Then, Wolff said, Gov. Warren Hearnes named Lt. Gov.-elect William Morriss to succeed Tom Eagleton, who resigned the lieutenant governor's office early so he could be sworn in as a newly elected U.S. senator.

"But the leader of the Senate refused to recognize the appointment," Wolff said.

Neither the Morriss nor Maxwell cases "resulted in a definitive (court) ruling because the time period" between their appointment and their taking the oath for their elected term was so short, Wolff said.

There was talk of legal action, but none was taken.

Lawmakers try to spell it out

Wolff also noted the Legislature's attempts to make a law about filling a vacant lieutenant governor's position.

"A bill passed in 2013 provided for election of a (new) lieutenant governor," he said, "but the governor (Jay Nixon) vetoed it."

That bill would have placed an aide to the departing lieutenant governor in charge of the office's ministerial duties until a new officeholder was elected.

Nixon's veto message said the law "would have created a confusing and untenable process for filling the vacancy" while turning over management of the office to a "vaguely defined staff member," creating ambiguity and confusion.

Then-Sen. Mike Parson, R-Bolivar, voted for the bill and its emergency clause.

This year, the Senate approved an amendment to a House bill that would have allowed the governor to appoint a new lieutenant governor, with the Senate's consent.

Kehoe reminded the News Tribune that plan was proposed, in part, because of the lieutenant governor's constitutional duty to preside over the Senate's debates and to break tie votes when/if they occur.

But the House rejected that proposal, and the Senate removed it so that the rest of the bill — affecting how vacant offices are filled at the county level — could be passed and sent to the governor.

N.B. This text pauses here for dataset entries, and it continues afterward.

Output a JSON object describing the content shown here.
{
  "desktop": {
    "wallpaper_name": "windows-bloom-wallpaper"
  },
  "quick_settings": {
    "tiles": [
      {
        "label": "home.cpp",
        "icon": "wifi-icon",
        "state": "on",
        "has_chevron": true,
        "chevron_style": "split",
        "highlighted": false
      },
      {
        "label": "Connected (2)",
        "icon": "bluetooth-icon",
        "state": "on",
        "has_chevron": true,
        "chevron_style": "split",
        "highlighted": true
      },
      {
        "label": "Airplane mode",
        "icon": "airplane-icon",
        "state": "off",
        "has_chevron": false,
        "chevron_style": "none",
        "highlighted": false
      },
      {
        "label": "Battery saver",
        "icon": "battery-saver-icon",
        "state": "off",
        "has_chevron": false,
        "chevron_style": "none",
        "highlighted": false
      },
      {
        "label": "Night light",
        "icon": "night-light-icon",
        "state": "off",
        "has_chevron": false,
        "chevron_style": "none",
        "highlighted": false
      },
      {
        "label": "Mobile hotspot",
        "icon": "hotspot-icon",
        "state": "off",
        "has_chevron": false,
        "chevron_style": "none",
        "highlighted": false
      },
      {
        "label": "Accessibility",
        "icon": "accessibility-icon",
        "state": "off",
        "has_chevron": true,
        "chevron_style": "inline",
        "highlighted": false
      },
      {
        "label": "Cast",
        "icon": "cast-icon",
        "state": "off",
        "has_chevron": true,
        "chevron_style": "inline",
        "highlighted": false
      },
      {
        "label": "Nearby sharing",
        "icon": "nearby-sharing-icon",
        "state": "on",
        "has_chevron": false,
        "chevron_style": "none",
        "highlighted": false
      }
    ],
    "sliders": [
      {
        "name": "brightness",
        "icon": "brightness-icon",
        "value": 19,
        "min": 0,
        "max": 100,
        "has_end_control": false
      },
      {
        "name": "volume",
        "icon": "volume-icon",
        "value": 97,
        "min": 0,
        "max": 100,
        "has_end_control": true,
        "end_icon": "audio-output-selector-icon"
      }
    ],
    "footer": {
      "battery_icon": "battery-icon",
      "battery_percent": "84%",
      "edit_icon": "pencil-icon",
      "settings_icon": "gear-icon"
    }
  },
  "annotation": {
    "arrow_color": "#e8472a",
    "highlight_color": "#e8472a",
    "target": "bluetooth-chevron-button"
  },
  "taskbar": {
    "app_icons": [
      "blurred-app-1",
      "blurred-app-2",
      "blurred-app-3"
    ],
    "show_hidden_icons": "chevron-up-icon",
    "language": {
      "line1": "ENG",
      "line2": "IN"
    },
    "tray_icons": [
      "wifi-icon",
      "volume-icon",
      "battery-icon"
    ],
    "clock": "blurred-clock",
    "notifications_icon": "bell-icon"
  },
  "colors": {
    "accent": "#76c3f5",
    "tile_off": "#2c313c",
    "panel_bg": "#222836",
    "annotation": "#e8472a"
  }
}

Which brings the discussion back to the main question.

Bednar said: "This is a very important office. I think all lieutenant governors have done a magnificent job of fulfilling that role. I was confident in 2000 of my legal opinion" that the governor can fill the vacancy, "and I'm confident of it today."

But Wolff said he's just as confident in his opposite opinion and stands behind his belief that the governor cannot fill a lieutenant governor's vacancy without a specific statute or constitutional provision requiring it.

Since the Constitution's order of succession says "if there be no lieutenant governor" then lists the officials who are in-line for any governor's office vacancy, Wolff asked: "How does that square with (the) 'there shall be a lieutenant governor'" that's in the Constitution section just before the order of succession language?

And, he asked, "Why did the Legislature pass a law for appointment of a lieutenant governor in 2013, and why did Nixon veto it?

"I don't believe he vetoed the bill because he thought the governor already had the power."

The Associated Press contributed information used in this article.